Consider these facts: We owe $870,000 on an interest-only first trust deed. Our best estimated market value is currently $600,000. It is highly unlikely that home prices in our area will rise sufficiently in the next decade to enable us to get out of the property at break-even. Consider also that our property needs a minimum of $200,000 in repairs which would be required if the property were placed on the market. With an interest-only mortgage payment equal to 200% of the estimated rent on an equivalent property, we are effectively renting our house for double what the rent should be. We would be willing to continue to own the home if PNC would lower our mortgage debt equivalent to the market value and reduce our interest to the prevailing rate. However, as many of you will be quick to point out, PNC would be loathe to do this, even knowing that they would recover less than our requested modified price should the property go to foreclosure. Considering lost interest, repair costs, etc., our estimate is that PNC might eventually recover only $350,000 to $400,000 of the amount of the original loan amount.
So why would we bid on our own property at auction? A better question might be: Why would PNC not see the fiscal relevancy of reducing our loan balance to $600,000 to avoid far greater losses should the property go into default? Further, why would PNC bid on a property that would only add to their excess inventory and lose an additional $200,000 to $250,000 in the process. However, to answer my initial question: 1) we have a wealthy relative willing to buy the property and rent back to us at the prevailing rent price, and 2) it is highly likely that, in the current economic climate, PNC would let the property go at less than the current market value. Also, as it is within our right to promulgate the true nature of the property's condition, I suspect that any other bidders would be willing to bid higher than market value, minus the cost to make the marketable.

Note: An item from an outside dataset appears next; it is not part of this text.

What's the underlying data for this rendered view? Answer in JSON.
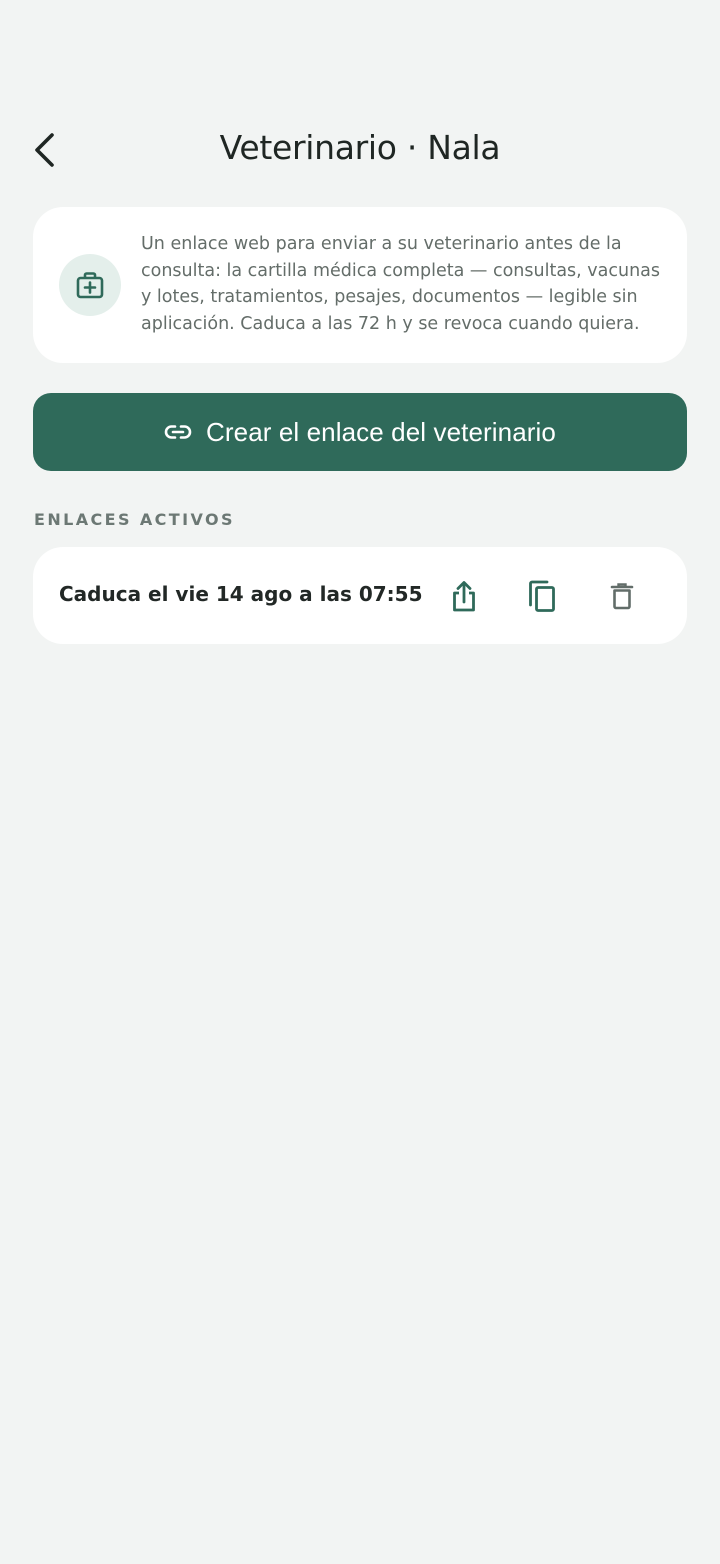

The lesson here is that some property owners have been in the their homes for many years, don't wish to move, are less concerned about ownership when their landlord is a relative, and can't stomach the idea that they are paying double each month than what they could. Further, there is a lesson here for the banks who need to be more realistic in today's economic climate; if they are to remain solvent without tax-payer bailouts and if they are to be responsible to their stockholders, they need to negotiate better with home owners. It is a pipe dream to believe that banks will ever recover the massive losses from all the foreclosed properties they have purchased at inflated values. Eventually these properties will be sold at fire sale prices that will only act to keep home values depressed for decades to come.